passed over the years, especially since 9/11.
In response to the Agencies' request for recommendations on how to reduce
regulatory burden, we offer the following suggestions:
Increase the CTR reporting threshold from $10,000 to $25,000 and
automatically adjust for inflation every five (5) years. The current dollar
limit is way too low and results in filings that appear to be of
questionable value to law enforcement.
Monetary Instrument Logs
Increase the dollar threshold from $3,000 to $15,000 and automatically
adjust for inflation every five (5) years.
Eliminate the requirement to file a Designation of Exempt Person for
transactions between federally-insured institutions.
Shorten the waiting period from 12 months to six. Unless we're dealing with
a seasonal business, the deposit habits can usually be determined in that
In situations where an existing exempt business changes financial
institutions does the government really want the new financial institution
to submit a year's worth of CTRs? Or, if there is a change in ownership, is
it really helpful to have the new owners of an existing exempt business
re-establish the deposit history for 12 months?
Also, eliminate the biennial filing requirement for exempt customers. What
purpose does this serve? We are already required to actively monitor our
exempt customers and determine on an annual basis that they still qualify to
be exempt, as well as monitor them for suspicious activity.
The regulators, FinCEN and the various law enforcement agencies should work
together to determine the appropriate dollar thresholds and specific types
of suspicious activity for the required filing of this document.
Are SARs triggered by the $5,000 dollar threshold where a suspect can be
identified, or that involve potential money laundering or violations of the
BSA, of value to law enforcement? Even insider abuse involving any amount

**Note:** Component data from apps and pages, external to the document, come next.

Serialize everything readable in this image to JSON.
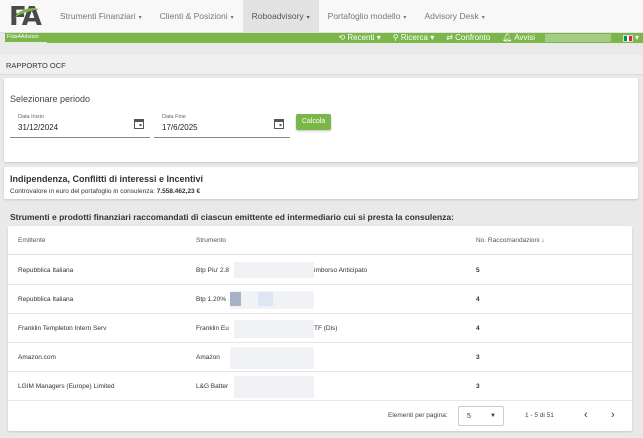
{
  "brand": {
    "logo_text": "FA",
    "tagline": "Fida4Advisor",
    "accent": "#7ab648"
  },
  "nav": [
    {
      "label": "Strumenti Finanziari",
      "active": false
    },
    {
      "label": "Clienti & Posizioni",
      "active": false
    },
    {
      "label": "Roboadvisory",
      "active": true
    },
    {
      "label": "Portafoglio modello",
      "active": false
    },
    {
      "label": "Advisory Desk",
      "active": false
    }
  ],
  "subnav": {
    "recenti": "Recenti",
    "ricerca": "Ricerca",
    "confronto": "Confronto",
    "avvisi": "Avvisi"
  },
  "page_title": "RAPPORTO OCF",
  "period": {
    "title": "Selezionare periodo",
    "start_label": "Data Inizio",
    "start_value": "31/12/2024",
    "end_label": "Data Fine",
    "end_value": "17/6/2025",
    "button": "Calcola"
  },
  "independence": {
    "heading": "Indipendenza, Conflitti di interessi e Incentivi",
    "text_prefix": "Controvalore in euro del portafoglio in consulenza:",
    "amount": "7.558.462,23 €"
  },
  "section_title": "Strumenti e prodotti finanziari raccomandati di ciascun emittente ed intermediario cui si presta la consulenza:",
  "table": {
    "headers": {
      "emittente": "Emittente",
      "strumento": "Strumento",
      "raccomandazioni": "No. Raccomandazioni"
    },
    "rows": [
      {
        "emittente": "Repubblica Italiana",
        "strumento_a": "Btp Piu' 2.8",
        "strumento_b": "imborso Anticipato",
        "count": "5"
      },
      {
        "emittente": "Repubblica Italiana",
        "strumento_a": "Btp 1.20%",
        "strumento_b": "",
        "count": "4"
      },
      {
        "emittente": "Franklin Templeton Intern Serv",
        "strumento_a": "Franklin Eu",
        "strumento_b": "TF (Dis)",
        "count": "4"
      },
      {
        "emittente": "Amazon.com",
        "strumento_a": "Amazon",
        "strumento_b": "",
        "count": "3"
      },
      {
        "emittente": "LGIM Managers (Europe) Limited",
        "strumento_a": "L&G Batter",
        "strumento_b": "",
        "count": "3"
      }
    ]
  },
  "pager": {
    "label": "Elementi per pagina:",
    "page_size": "5",
    "range": "1 - 5 di 51"
  }
}
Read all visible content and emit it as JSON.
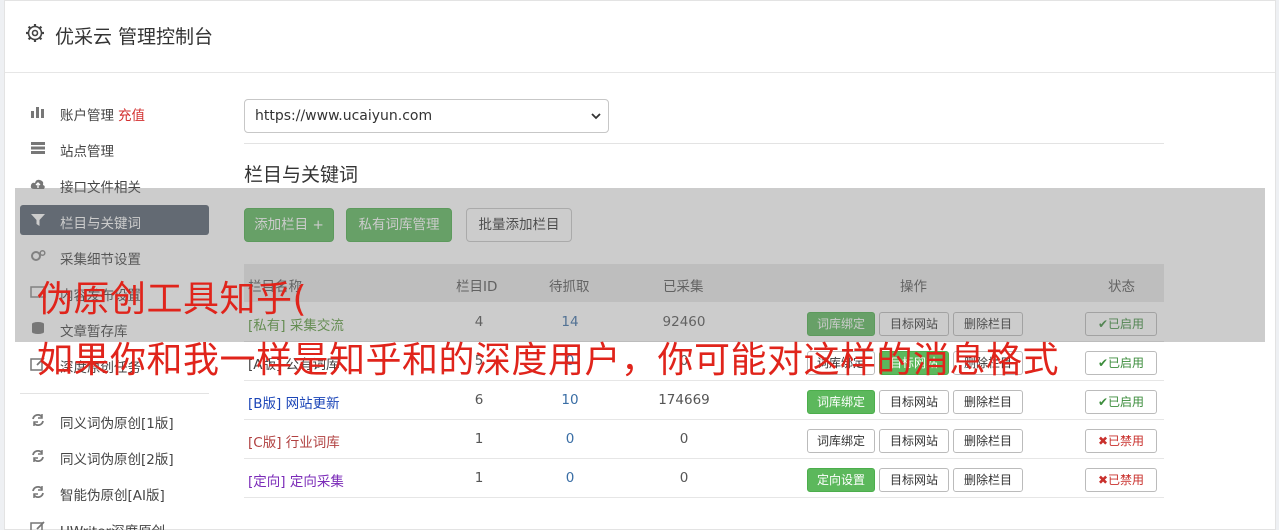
{
  "header": {
    "title": "优采云 管理控制台"
  },
  "sidebar": {
    "items": [
      {
        "label": "账户管理",
        "tag": "充值"
      },
      {
        "label": "站点管理"
      },
      {
        "label": "接口文件相关"
      },
      {
        "label": "栏目与关键词"
      },
      {
        "label": "采集细节设置"
      },
      {
        "label": "内容发布设置"
      },
      {
        "label": "文章暂存库"
      },
      {
        "label": "深度原创任务"
      },
      {
        "label": "同义词伪原创[1版]"
      },
      {
        "label": "同义词伪原创[2版]"
      },
      {
        "label": "智能伪原创[AI版]"
      },
      {
        "label": "UWriter深度原创"
      }
    ]
  },
  "site_select": {
    "value": "https://www.ucaiyun.com"
  },
  "section": {
    "title": "栏目与关键词"
  },
  "toolbar": {
    "add_column": "添加栏目 +",
    "private_lib": "私有词库管理",
    "batch_add": "批量添加栏目"
  },
  "table": {
    "headers": {
      "name": "栏目名称",
      "id": "栏目ID",
      "pending": "待抓取",
      "collected": "已采集",
      "actions": "操作",
      "status": "状态"
    },
    "rows": [
      {
        "name": "[私有] 采集交流",
        "id": "4",
        "pending": "14",
        "collected": "92460",
        "action1": "词库绑定",
        "action2": "目标网站",
        "action3": "删除栏目",
        "status": "已启用"
      },
      {
        "name": "[A版] 公有词库",
        "id": "5",
        "pending": "0",
        "collected": "0",
        "action1": "词库绑定",
        "action2": "目标网站",
        "action3": "删除栏目",
        "status": "已启用"
      },
      {
        "name": "[B版] 网站更新",
        "id": "6",
        "pending": "10",
        "collected": "174669",
        "action1": "词库绑定",
        "action2": "目标网站",
        "action3": "删除栏目",
        "status": "已启用"
      },
      {
        "name": "[C版] 行业词库",
        "id": "1",
        "pending": "0",
        "collected": "0",
        "action1": "词库绑定",
        "action2": "目标网站",
        "action3": "删除栏目",
        "status": "已禁用"
      },
      {
        "name": "[定向] 定向采集",
        "id": "1",
        "pending": "0",
        "collected": "0",
        "action1": "定向设置",
        "action2": "目标网站",
        "action3": "删除栏目",
        "status": "已禁用"
      }
    ]
  },
  "overlay": {
    "line1": "伪原创工具知乎(",
    "line2": "如果你和我一样是知乎和的深度用户，你可能对这样的消息格式"
  },
  "colors": {
    "accent_green": "#5cb85c",
    "active_nav": "#566270",
    "headline_red": "#e0241b"
  }
}
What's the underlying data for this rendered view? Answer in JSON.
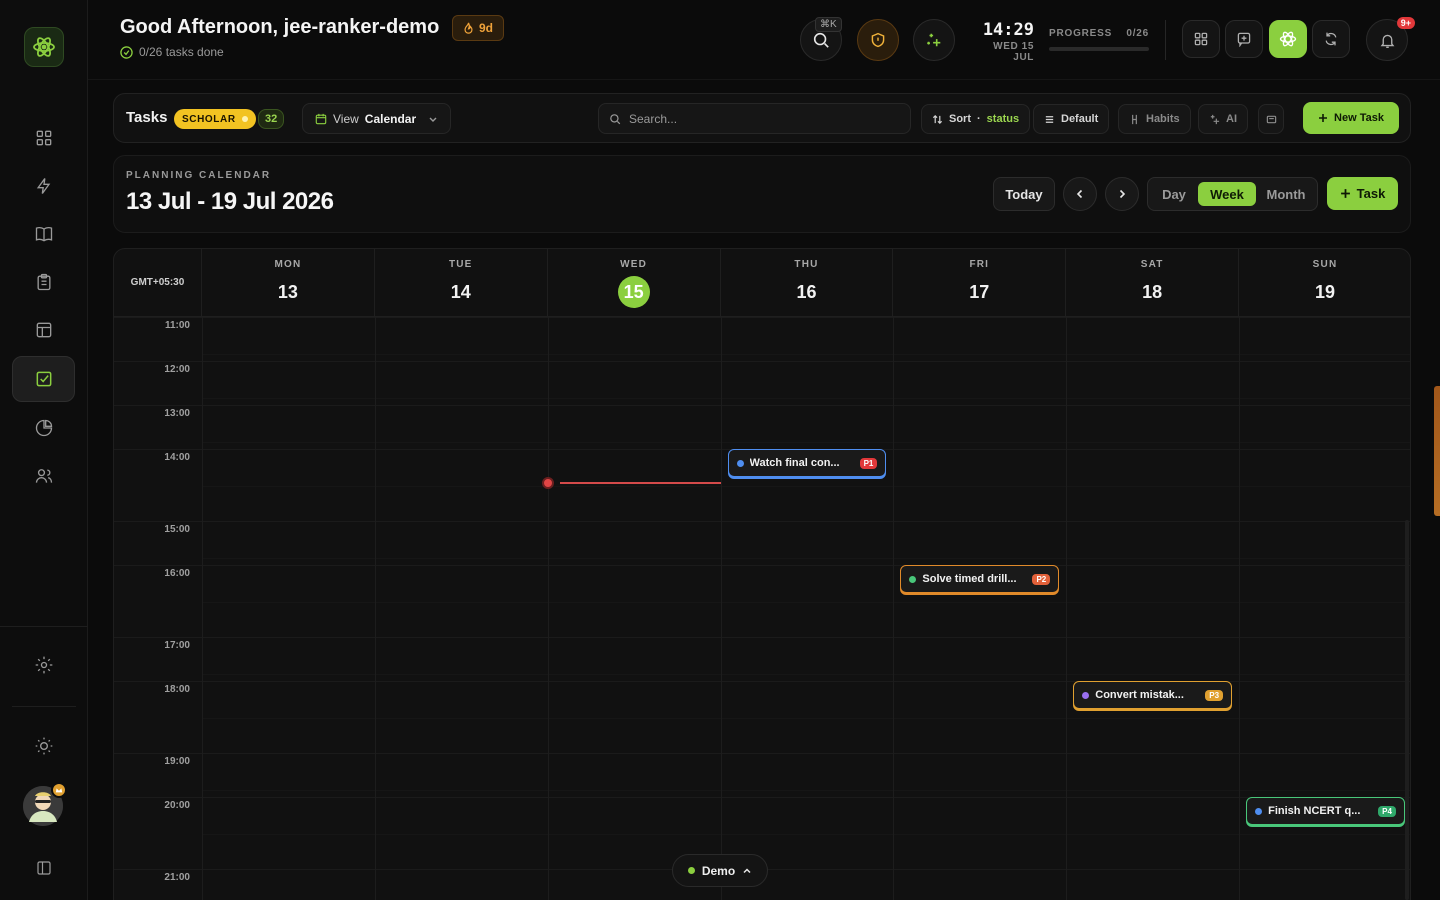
{
  "header": {
    "greeting": "Good Afternoon, jee-ranker-demo",
    "streak": "9d",
    "tasks_done": "0/26 tasks done",
    "shortcut": "⌘K",
    "time": "14:29",
    "date": "WED 15 JUL",
    "progress_label": "PROGRESS",
    "progress_value": "0/26",
    "progress_fraction": 0.0,
    "notification_badge": "9+"
  },
  "toolbar": {
    "title": "Tasks",
    "badge": "SCHOLAR",
    "count": "32",
    "view_prefix": "View",
    "view_value": "Calendar",
    "search_placeholder": "Search...",
    "sort_prefix": "Sort",
    "sort_value": "status",
    "default_label": "Default",
    "habits_label": "Habits",
    "ai_label": "AI",
    "new_task_label": "New Task"
  },
  "calendar": {
    "kicker": "PLANNING CALENDAR",
    "range": "13 Jul - 19 Jul 2026",
    "today_label": "Today",
    "views": [
      "Day",
      "Week",
      "Month"
    ],
    "active_view": "Week",
    "add_task_label": "Task",
    "timezone": "GMT+05:30",
    "days": [
      {
        "name": "MON",
        "date": "13"
      },
      {
        "name": "TUE",
        "date": "14"
      },
      {
        "name": "WED",
        "date": "15",
        "today": true
      },
      {
        "name": "THU",
        "date": "16"
      },
      {
        "name": "FRI",
        "date": "17"
      },
      {
        "name": "SAT",
        "date": "18"
      },
      {
        "name": "SUN",
        "date": "19"
      }
    ],
    "hours": [
      "11:00",
      "12:00",
      "13:00",
      "14:00",
      "15:00",
      "16:00",
      "17:00",
      "18:00",
      "19:00",
      "20:00",
      "21:00"
    ],
    "events": [
      {
        "title": "Watch final con...",
        "priority": "P1",
        "day": "THU",
        "time": "14:00",
        "dot": "#4f8ef0",
        "border": "#4f8ef0",
        "prio_color": "#e2383a"
      },
      {
        "title": "Solve timed drill...",
        "priority": "P2",
        "day": "FRI",
        "time": "16:00",
        "dot": "#49c77a",
        "border": "#e08a2a",
        "prio_color": "#e2613a"
      },
      {
        "title": "Convert mistak...",
        "priority": "P3",
        "day": "SAT",
        "time": "18:00",
        "dot": "#9a6ff0",
        "border": "#e0a030",
        "prio_color": "#e0a030"
      },
      {
        "title": "Finish NCERT q...",
        "priority": "P4",
        "day": "SUN",
        "time": "20:00",
        "dot": "#4f8ef0",
        "border": "#49c77a",
        "prio_color": "#2fa86a"
      }
    ]
  },
  "demo_label": "Demo",
  "colors": {
    "accent": "#8bcf3f",
    "now_line": "#d44a4a",
    "background": "#0b0b0b"
  }
}
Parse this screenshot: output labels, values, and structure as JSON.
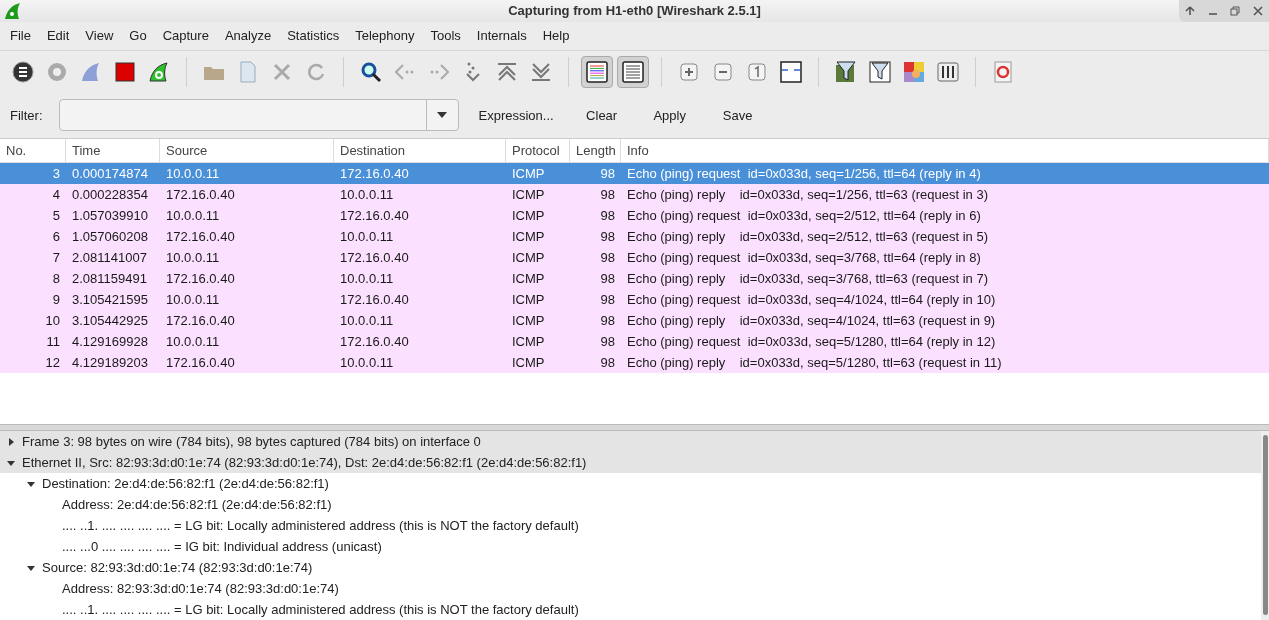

should be reviewed and a specific dollar threshold established. With staff
and budget resources spread thin, at what point will law enforcement even
consider investigating suspicious activity?
Thank you for this opportunity to comment.
|Last Updated 05/04/2005||Regs@fdic.gov|